# Why do mathematicians call ~ 'twiddle'?

Every one of my lecturers have always called it this, as do I, despite the fact that I know its properly called 'tilde'. Does anyone have any clue where this convention comes from and why it might have became (somewhat) standard?

• A mathematician may call ~ twiddle if his teacher did. Personally, I call it tilde because my earliest teacher did. – Gerald Edgar Nov 28 '18 at 22:43
• Tilde is from Spanish tildar (Latin titulus), a diacritic sign above some Spanish letters, twiddle is similar sounding and means wiggle, so it is a pretty apt name for it. – Conifold Nov 29 '18 at 0:30
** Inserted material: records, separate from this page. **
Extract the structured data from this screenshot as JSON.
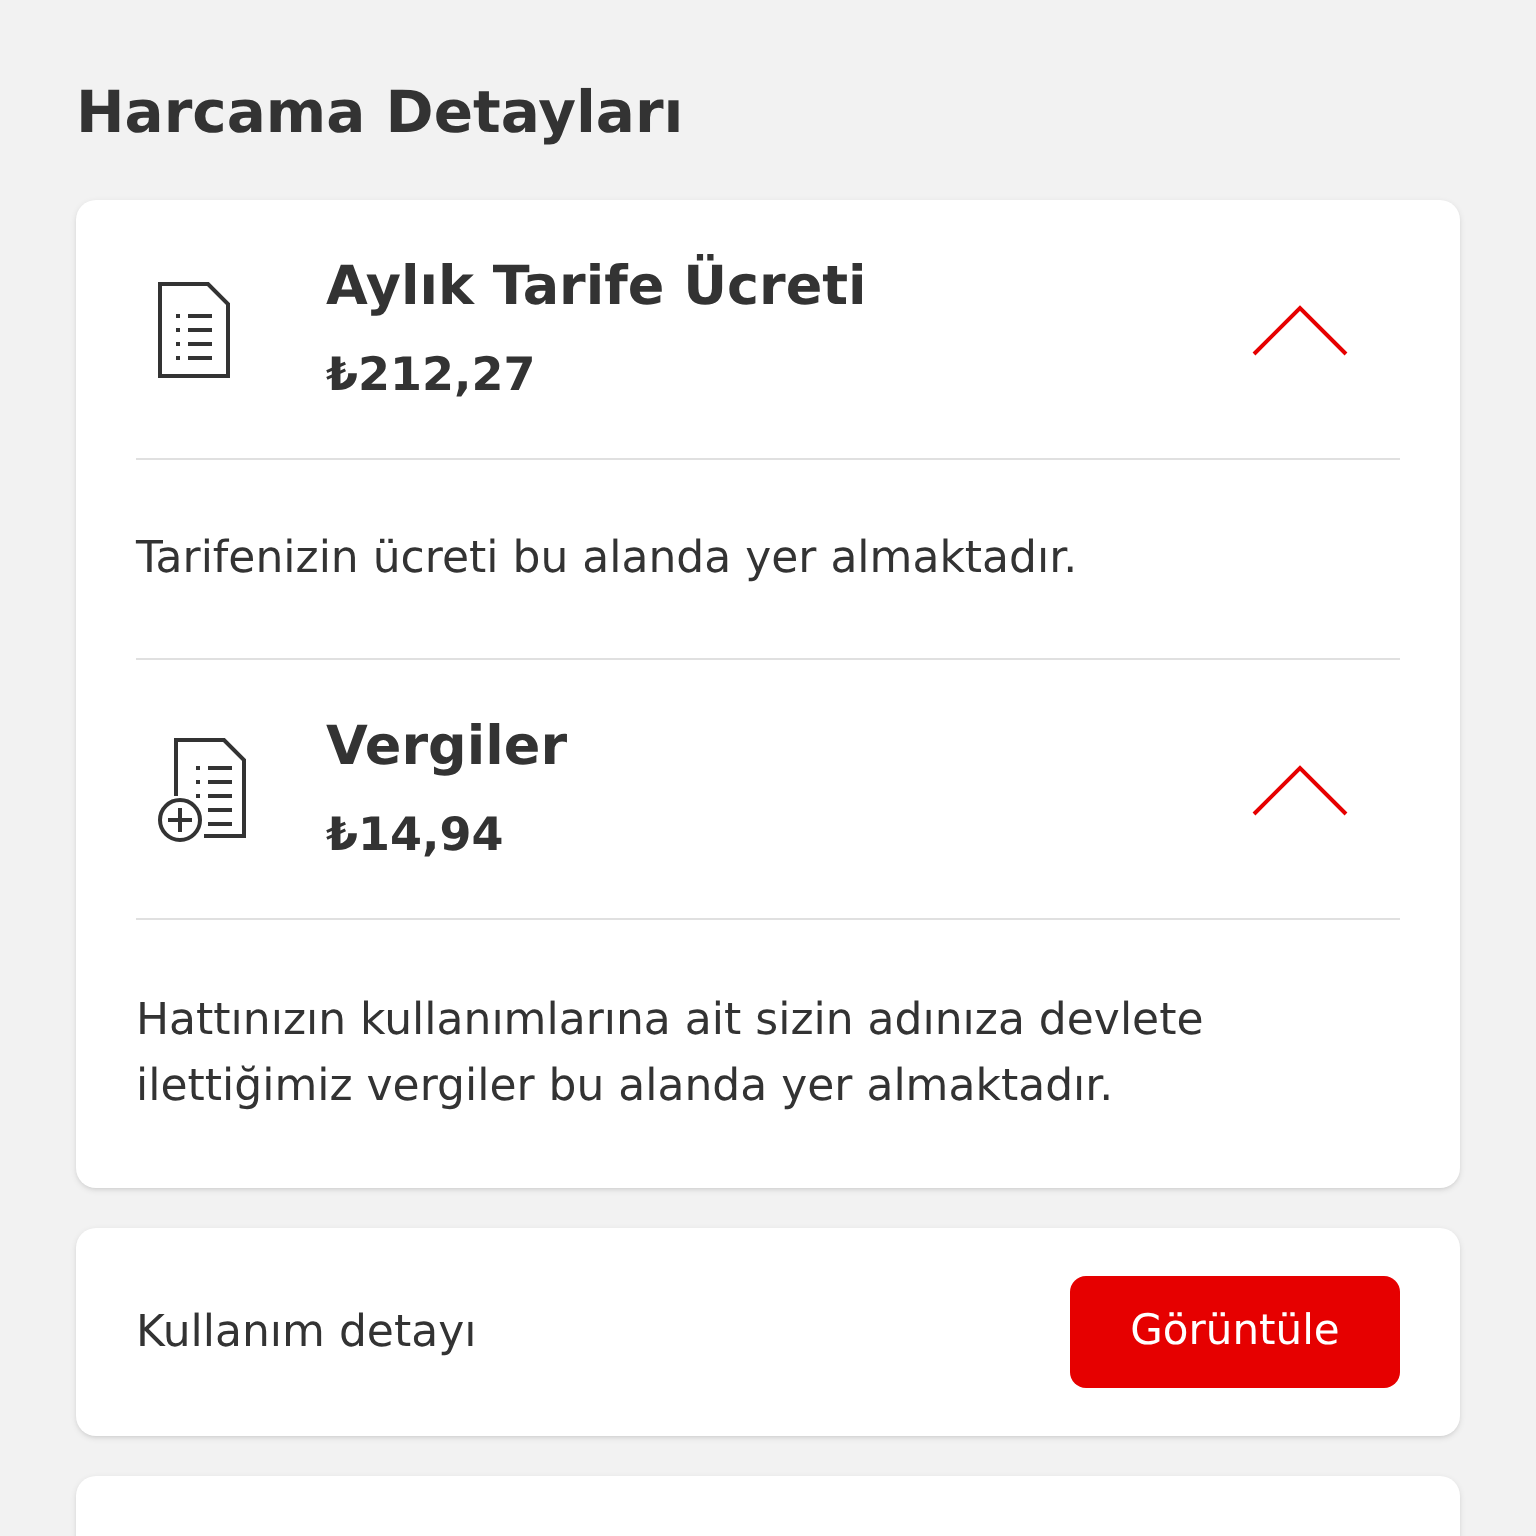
{
  "title": "Harcama Detayları",
  "sections": [
    {
      "kind": "invoice",
      "title": "Aylık Tarife Ücreti",
      "amount": "₺212,27",
      "expanded": true,
      "description": "Tarifenizin ücreti bu alanda yer almaktadır."
    },
    {
      "kind": "tax",
      "title": "Vergiler",
      "amount": "₺14,94",
      "expanded": true,
      "description": "Hattınızın kullanımlarına ait sizin adınıza devlete ilettiğimiz vergiler bu alanda yer almaktadır."
    }
  ],
  "usage": {
    "label": "Kullanım detayı",
    "button": "Görüntüle"
  }
}
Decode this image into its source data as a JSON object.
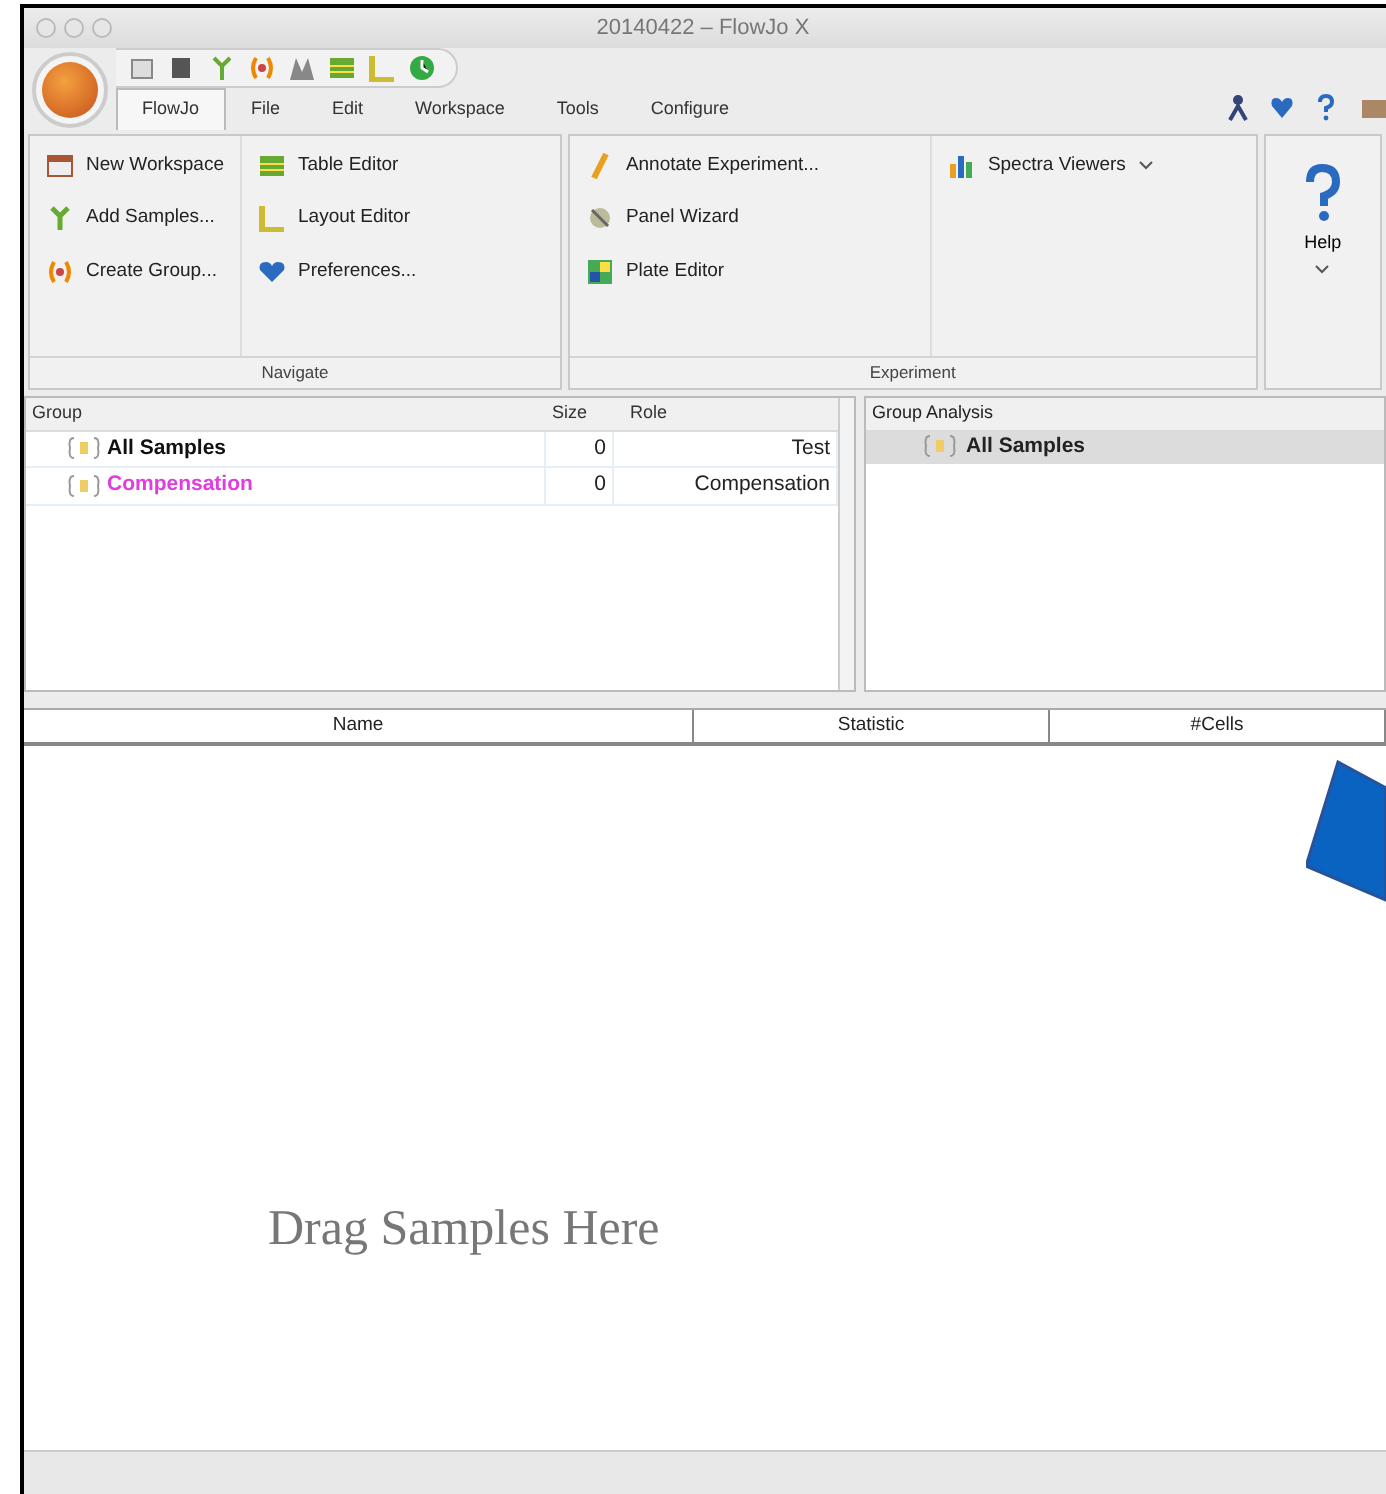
{
  "window": {
    "title": "20140422 – FlowJo X"
  },
  "tabs": [
    {
      "label": "FlowJo",
      "selected": true
    },
    {
      "label": "File",
      "selected": false
    },
    {
      "label": "Edit",
      "selected": false
    },
    {
      "label": "Workspace",
      "selected": false
    },
    {
      "label": "Tools",
      "selected": false
    },
    {
      "label": "Configure",
      "selected": false
    }
  ],
  "ribbon": {
    "sections": [
      {
        "title": "Navigate",
        "columns": [
          [
            {
              "label": "New Workspace",
              "kind": "button"
            },
            {
              "label": "Add Samples...",
              "kind": "button"
            },
            {
              "label": "Create Group...",
              "kind": "button"
            }
          ],
          [
            {
              "label": "Table Editor",
              "kind": "button"
            },
            {
              "label": "Layout Editor",
              "kind": "button"
            },
            {
              "label": "Preferences...",
              "kind": "button"
            }
          ]
        ]
      },
      {
        "title": "Experiment",
        "columns": [
          [
            {
              "label": "Annotate Experiment...",
              "kind": "button"
            },
            {
              "label": "Panel Wizard",
              "kind": "button"
            },
            {
              "label": "Plate Editor",
              "kind": "button"
            }
          ],
          [
            {
              "label": "Spectra Viewers",
              "kind": "dropdown"
            }
          ]
        ]
      }
    ],
    "help": {
      "label": "Help"
    }
  },
  "group_table": {
    "columns": [
      "Group",
      "Size",
      "Role"
    ],
    "rows": [
      {
        "group": "All Samples",
        "size": "0",
        "role": "Test",
        "color": "#111111"
      },
      {
        "group": "Compensation",
        "size": "0",
        "role": "Compensation",
        "color": "#e23ce0"
      }
    ]
  },
  "group_analysis": {
    "title": "Group Analysis",
    "rows": [
      {
        "label": "All Samples",
        "selected": true
      }
    ]
  },
  "stats_table": {
    "columns": [
      "Name",
      "Statistic",
      "#Cells"
    ],
    "empty_message": "Drag Samples Here"
  }
}
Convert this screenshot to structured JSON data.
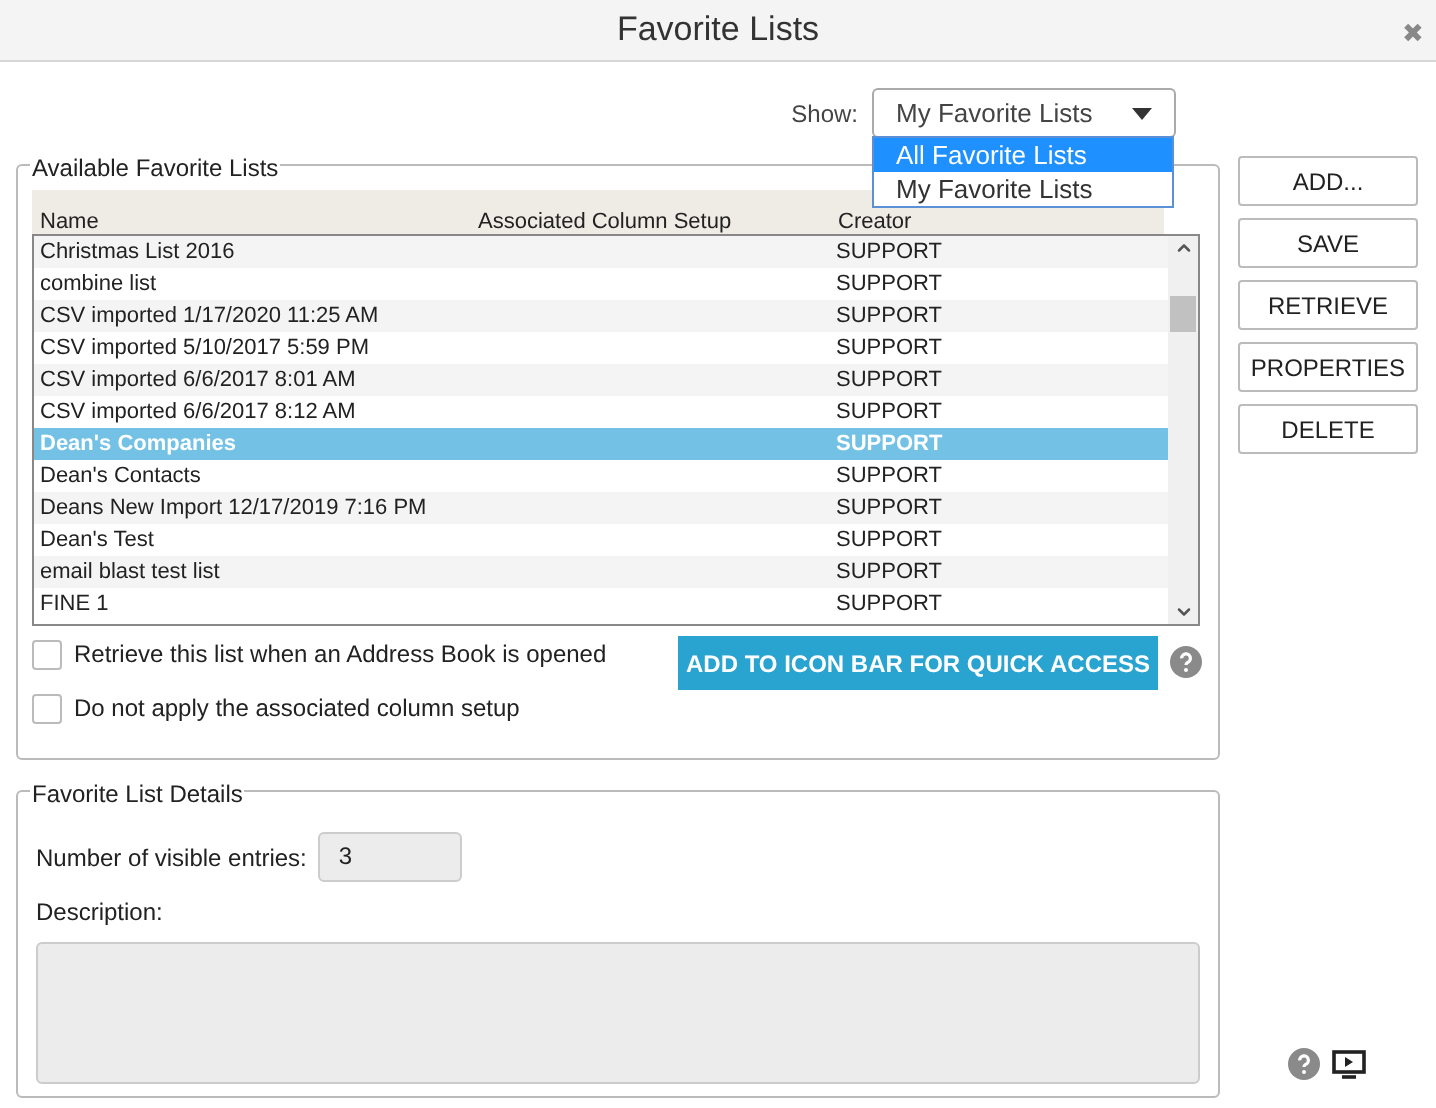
{
  "window": {
    "title": "Favorite Lists",
    "close": "✖"
  },
  "show": {
    "label": "Show:",
    "value": "My Favorite Lists",
    "options": [
      {
        "label": "All Favorite Lists",
        "highlighted": true
      },
      {
        "label": "My Favorite Lists",
        "highlighted": false
      }
    ]
  },
  "available": {
    "title": "Available Favorite Lists",
    "columns": [
      "Name",
      "Associated Column Setup",
      "Creator"
    ],
    "rows": [
      {
        "name": "Christmas List 2016",
        "creator": "SUPPORT",
        "selected": false
      },
      {
        "name": "combine list",
        "creator": "SUPPORT",
        "selected": false
      },
      {
        "name": "CSV imported 1/17/2020 11:25 AM",
        "creator": "SUPPORT",
        "selected": false
      },
      {
        "name": "CSV imported 5/10/2017 5:59 PM",
        "creator": "SUPPORT",
        "selected": false
      },
      {
        "name": "CSV imported 6/6/2017 8:01 AM",
        "creator": "SUPPORT",
        "selected": false
      },
      {
        "name": "CSV imported 6/6/2017 8:12 AM",
        "creator": "SUPPORT",
        "selected": false
      },
      {
        "name": "Dean's Companies",
        "creator": "SUPPORT",
        "selected": true
      },
      {
        "name": "Dean's Contacts",
        "creator": "SUPPORT",
        "selected": false
      },
      {
        "name": "Deans New Import 12/17/2019 7:16 PM",
        "creator": "SUPPORT",
        "selected": false
      },
      {
        "name": "Dean's Test",
        "creator": "SUPPORT",
        "selected": false
      },
      {
        "name": "email blast test list",
        "creator": "SUPPORT",
        "selected": false
      },
      {
        "name": "FINE 1",
        "creator": "SUPPORT",
        "selected": false
      }
    ],
    "options": [
      {
        "label": "Retrieve this list when an Address Book is opened",
        "checked": false
      },
      {
        "label": "Do not apply the associated column setup",
        "checked": false
      }
    ],
    "quick_access_button": "ADD TO ICON BAR FOR QUICK ACCESS"
  },
  "buttons": [
    "ADD...",
    "SAVE",
    "RETRIEVE",
    "PROPERTIES",
    "DELETE"
  ],
  "details": {
    "title": "Favorite List Details",
    "entries_label": "Number of visible entries:",
    "entries_value": "3",
    "description_label": "Description:"
  }
}
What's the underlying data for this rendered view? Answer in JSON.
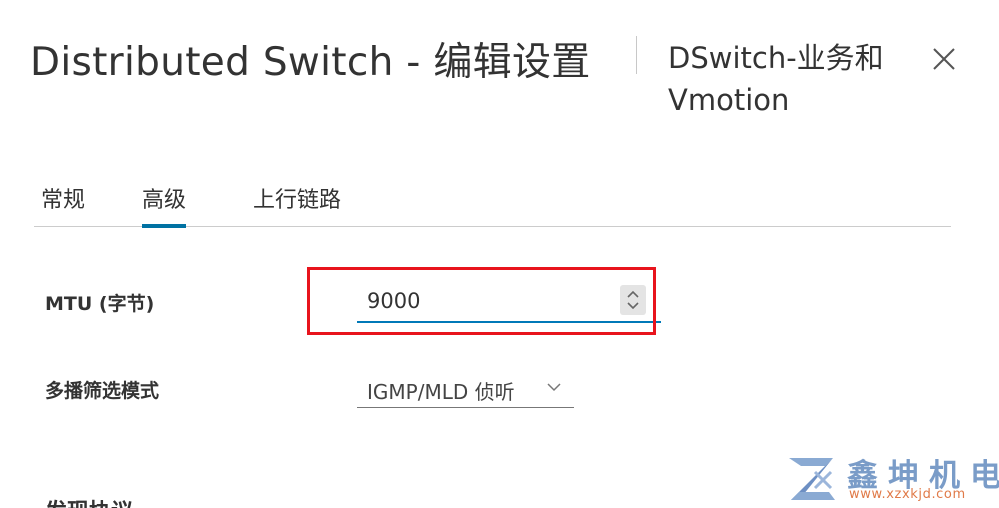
{
  "dialog": {
    "title": "Distributed Switch - 编辑设置",
    "subtitle": "DSwitch-业务和 Vmotion",
    "close_icon": "close-icon"
  },
  "tabs": [
    {
      "label": "常规",
      "active": false
    },
    {
      "label": "高级",
      "active": true
    },
    {
      "label": "上行链路",
      "active": false
    }
  ],
  "fields": {
    "mtu": {
      "label": "MTU (字节)",
      "value": "9000"
    },
    "multicast_filter": {
      "label": "多播筛选模式",
      "value": "IGMP/MLD 侦听"
    }
  },
  "next_section": {
    "label": "发现协议"
  },
  "watermark": {
    "name": "鑫坤机电",
    "url": "www.xzxkjd.com"
  },
  "colors": {
    "accent": "#0072a3",
    "highlight_box": "#e8141d",
    "watermark_blue": "#7a9cc8",
    "watermark_orange": "#e07a48"
  }
}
• I think that the question is exactly that why is it that the word "twiddle" is used for the diacritical mark "tilde" over a letter as in saying "ay twiddle" for $\tilde a$. It is possible that this usage is restricted to mathematics (as in the question). The fact that they are not the same is the underlying reason for the question. – Sándor Kovács Dec 4 '18 at 6:07